Although an increasing number of producers are introducing compost into their production systems, they still have a need for fertilizers.
That’s because compost only contributes a limited amount of nutrients to the soil, emphasizes Monica Ozores-Hampton, assistant professor and vegetable specialist at the Southwest Florida Research and Education Center in Immokalee.
“But applying organic matter is a great way to increase sustainability,” she says. “You are putting back something in the soil.” Compost has many uses in vegetables.
It’s used for transplant production, it can replace potting soil media, it’s used in seed production and, when it’s mature and stable, can help suppress soil-borne diseases if used as a substitute for plastic mulch.
“You can even use compost to reduce weeds in the field by applying immature compost with high acetic acids,” she says.
But it’s most common field use is as a soil amendment that increases soil tilth and helps fertilizer work more efficiently in open beds or plastic mulch-covered beds, Ozores-Hampton says.
Unless it’s specifically registered as a fertilizer, she says, “Compost is a soil amendment.” You can, however, calculate the nitrogen, phosphorus, potassium and micronutrients the compost contains and reduce the amount of fertilizer you use.
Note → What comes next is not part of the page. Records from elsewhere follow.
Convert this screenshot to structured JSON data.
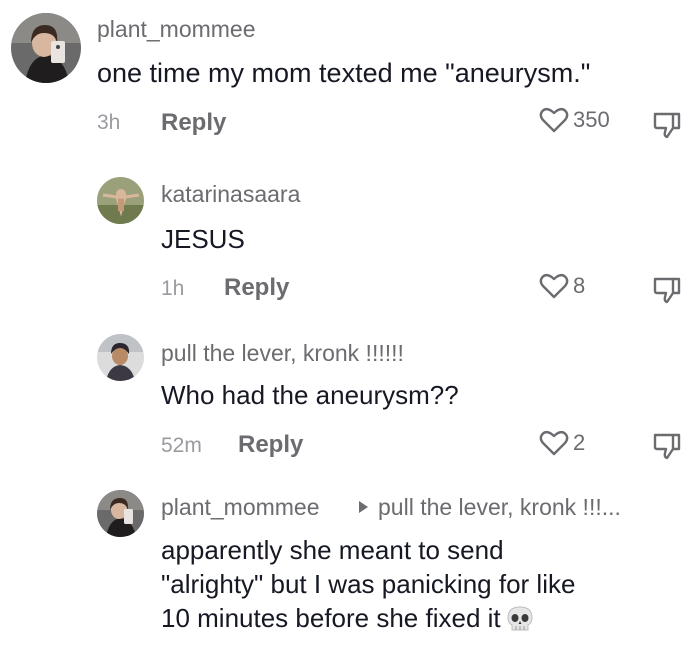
{
  "comments": [
    {
      "username": "plant_mommee",
      "text": "one time my mom texted me \"aneurysm.\"",
      "time": "3h",
      "reply_label": "Reply",
      "likes": "350"
    },
    {
      "username": "katarinasaara",
      "text": "JESUS",
      "time": "1h",
      "reply_label": "Reply",
      "likes": "8"
    },
    {
      "username": "pull the lever, kronk !!!!!!",
      "text": "Who had the aneurysm??",
      "time": "52m",
      "reply_label": "Reply",
      "likes": "2"
    },
    {
      "username": "plant_mommee",
      "reply_to": "pull the lever, kronk !!!...",
      "text_lines": [
        "apparently she meant to send",
        "\"alrighty\" but I was panicking for like",
        "10 minutes before she fixed it"
      ]
    }
  ],
  "icons": {
    "like": "heart-outline-icon",
    "dislike": "thumbs-down-icon",
    "emoji": "skull-emoji"
  },
  "colors": {
    "text": "#161823",
    "secondary": "#6b6b70",
    "time": "#9a9aa0"
  }
}
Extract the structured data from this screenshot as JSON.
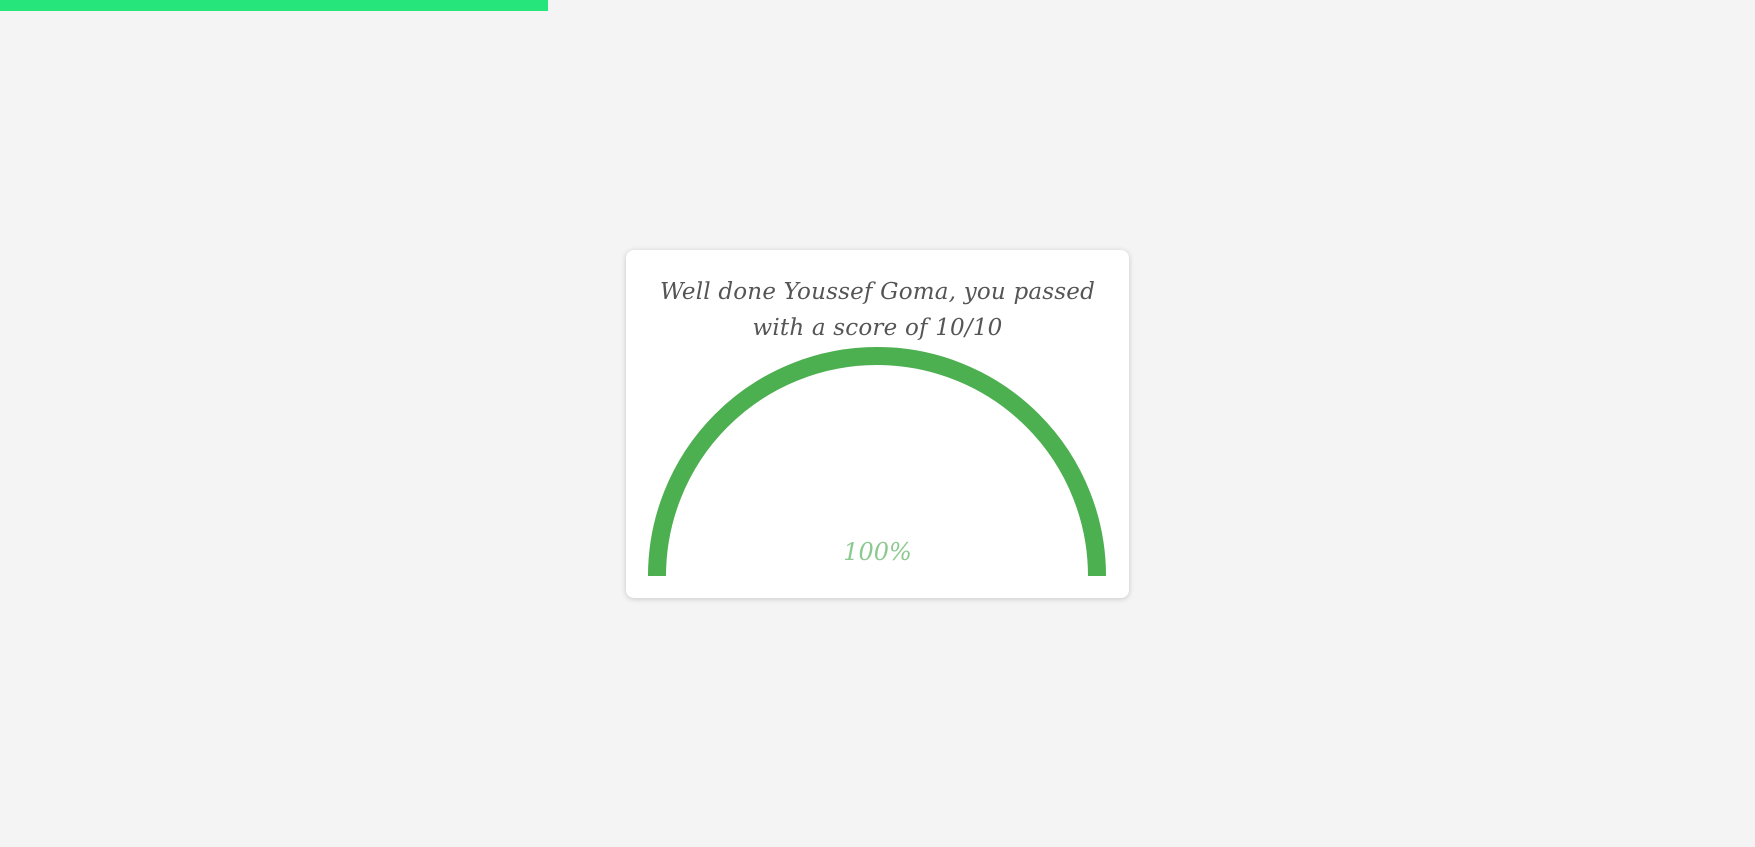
{
  "progress": {
    "fraction": 0.3125,
    "color": "#26e57a"
  },
  "result": {
    "message": "Well done Youssef Goma, you passed with a score of 10/10",
    "score_fraction": 1.0,
    "percent_label": "100%",
    "gauge_color": "#4caf50",
    "percent_color": "#8cc98f"
  }
}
Compost is commonly used with vegetables, especially leafy greens, in citrus and peach groves, and with blueberries and raspberries. When you use compost, you basically put a buffer in the soil that protects the plant from some of the destructive effects of the environment—especially at the root zone level, Ozores-Hampton says.
The plant is better able to obtain water and nutrients and will grow better, have better biomass and better root mass. A strong root mass, she says, helps plants fight off diseases, nematodes and other threats.
Subbing for fertilizer
Pete Stoffella, professor and center director of the University of Florida’s Institute of Food and Agricultural Sciences’ Indian River Research and Education Center at Fort Pierce, and his collaborators are conducting research using biodegradable waste byproduct—or compost—as a partial substitute for inorganic fertilizer.
Specifically, they’re studying whether organic materials can reduce the amount of nitrogen and phosphorus in surface water runoff with vegetables and citrus while maintaining the same yields and quality of vegetables and fruit as with inorganic fertilizers.